Typically you are paying for some American labor and raw materials, US corporate profits, U.S. transportation services and more.
Obviously, if a pair of sneakers made in China costs $70 in the United States, not all of that retail price goes to the Chinese manufacturer. In fact, the bulk of the retail price pays for transportation of the sneakers in the United States, rent for the store where they are sold, profits for shareholders of the U.S. retailer, and the cost of marketing the sneakers. These costs include the salaries, wages, and benefits paid to the U.S. workers and managers who staff these operations…. Thus, on average, of every dollar spent on an item labeled “Made in China,” 55 cents go for services produced in the United States. In other words, the U.S. content of “Made in China” is about 55%.

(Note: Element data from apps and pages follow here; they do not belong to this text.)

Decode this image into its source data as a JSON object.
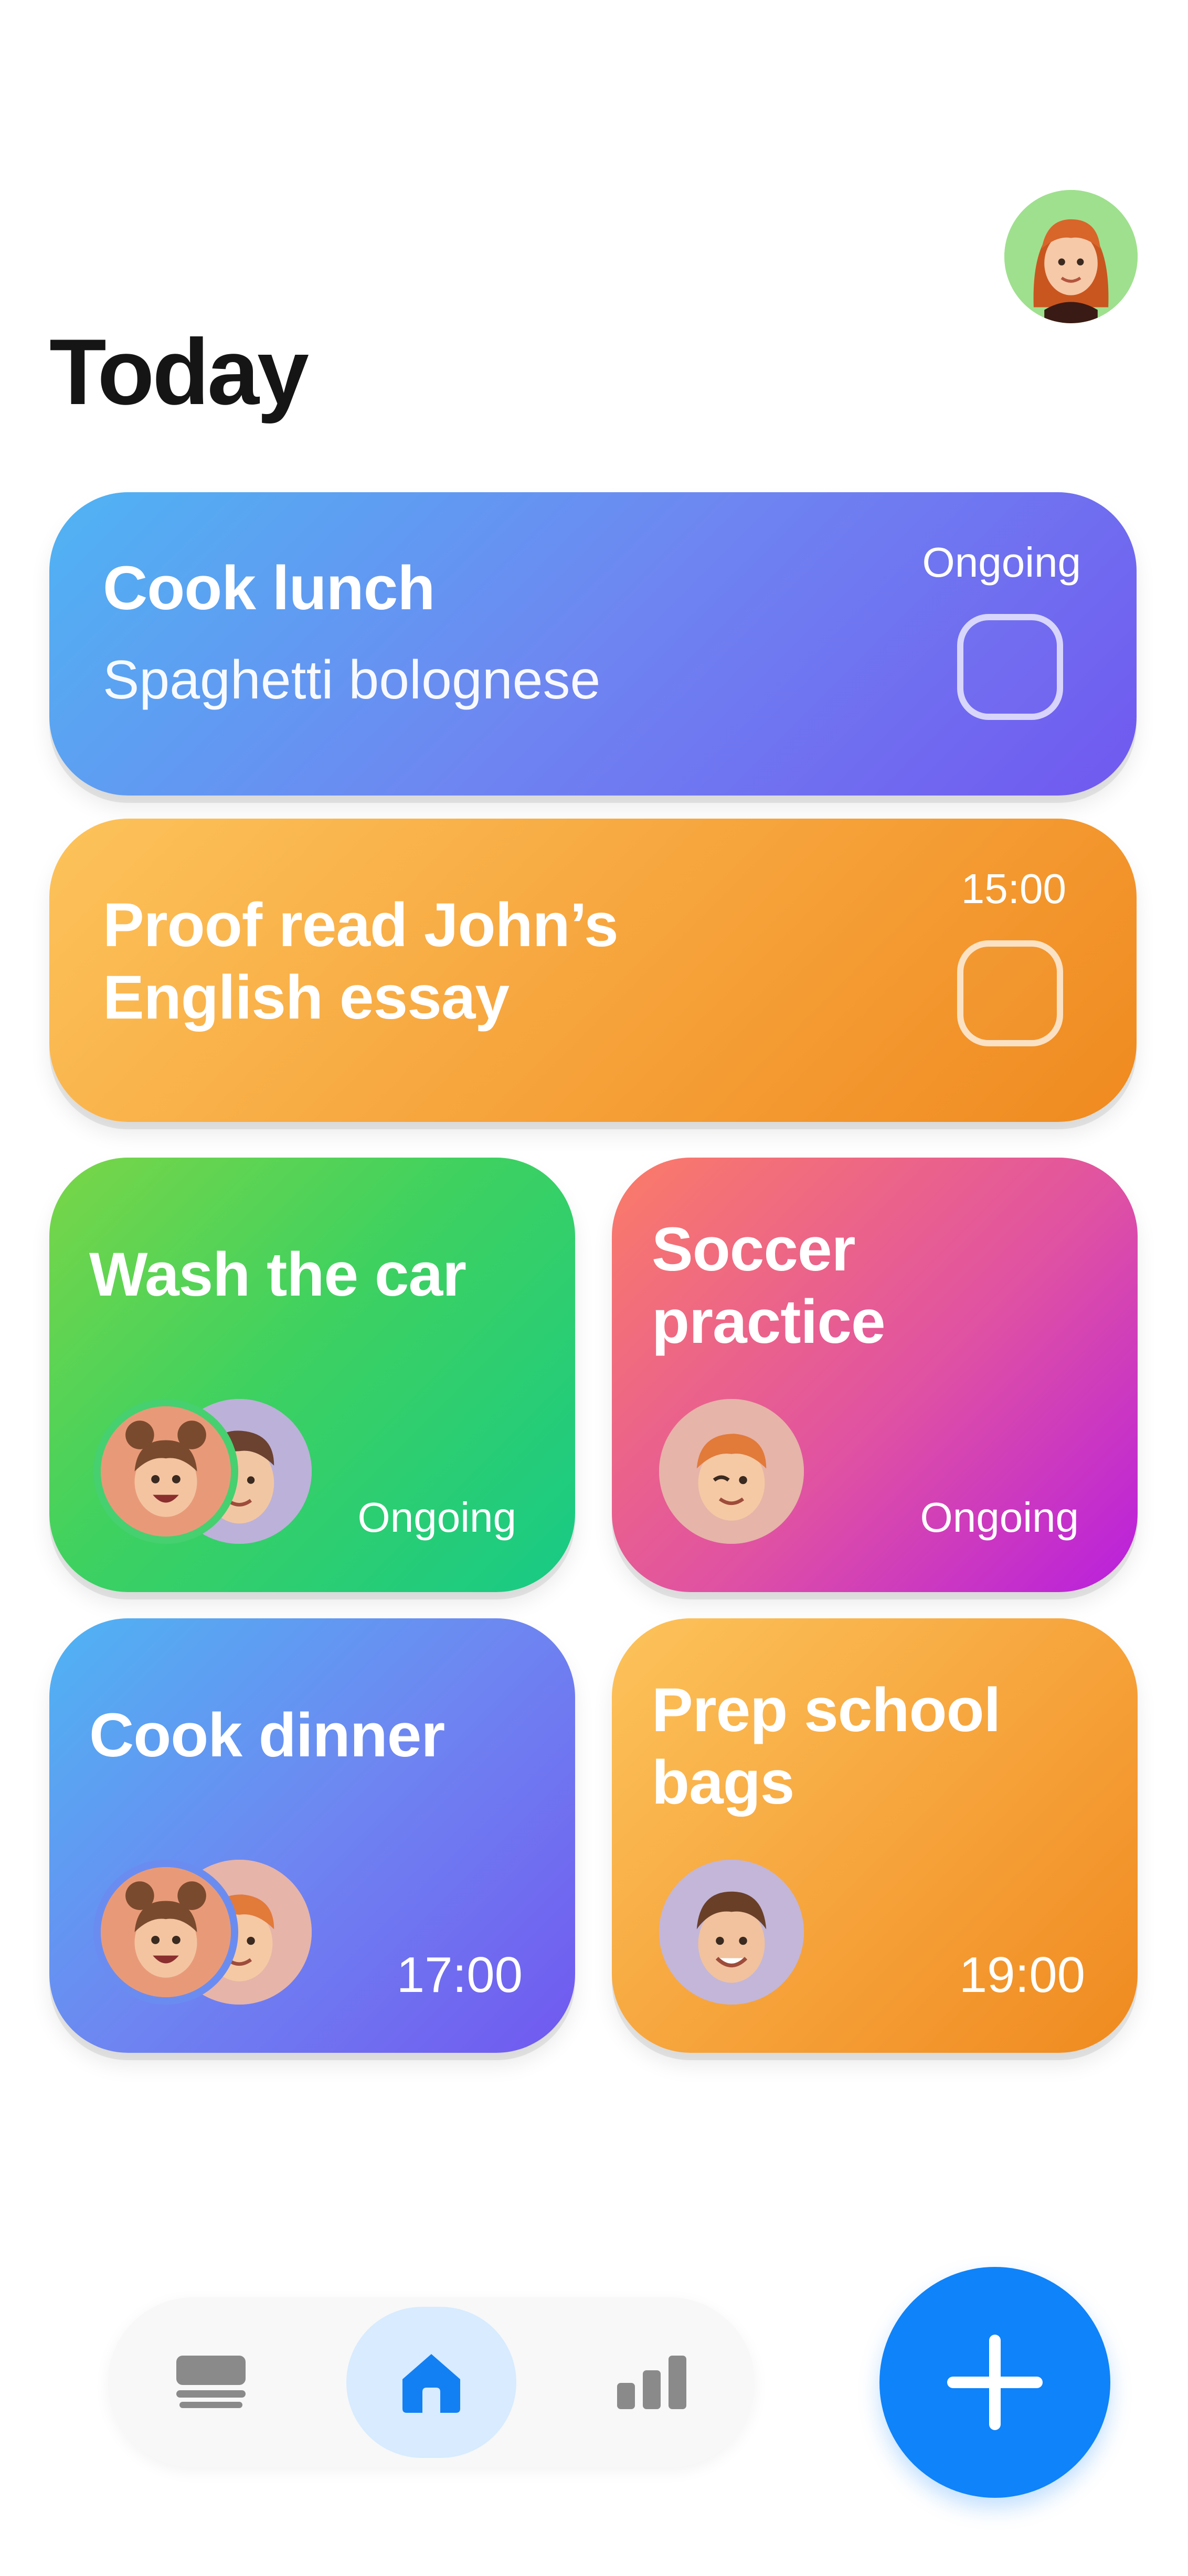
{
  "header": {
    "title": "Today",
    "profile_avatar_icon": "memoji-girl-red-hair-icon"
  },
  "tasks": [
    {
      "title": "Cook lunch",
      "subtitle": "Spaghetti bolognese",
      "status": "Ongoing",
      "color": "blue",
      "checked": false
    },
    {
      "title_line1": "Proof read John’s",
      "title_line2": "English essay",
      "status": "15:00",
      "color": "orange",
      "checked": false
    },
    {
      "title": "Wash the car",
      "status": "Ongoing",
      "color": "green",
      "assignees": [
        "memoji-girl-buns-icon",
        "memoji-boy-icon"
      ]
    },
    {
      "title_line1": "Soccer",
      "title_line2": "practice",
      "status": "Ongoing",
      "color": "pink",
      "assignees": [
        "memoji-boy-winking-icon"
      ]
    },
    {
      "title": "Cook dinner",
      "status": "17:00",
      "color": "blue",
      "assignees": [
        "memoji-girl-buns-icon",
        "memoji-boy-ginger-icon"
      ]
    },
    {
      "title_line1": "Prep school",
      "title_line2": "bags",
      "status": "19:00",
      "color": "orange",
      "assignees": [
        "memoji-man-icon"
      ]
    }
  ],
  "colors": {
    "blue": "#6e86f1",
    "orange": "#f6a23a",
    "green": "#3ed160",
    "pink": "#e052a2",
    "accent": "#0f83f9",
    "nav_active_bg": "#d8ebff"
  },
  "bottom_nav": {
    "items": [
      {
        "icon": "stack-icon",
        "active": false
      },
      {
        "icon": "home-icon",
        "active": true
      },
      {
        "icon": "bar-chart-icon",
        "active": false
      }
    ],
    "fab_icon": "plus-icon"
  }
}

Clothing and shoes is the only area where Chinese manufacturers get a significant share of US consumption. The authors of the report conclude that inflation on the Chinese side will hardly affect consumer prices for those goods in the US.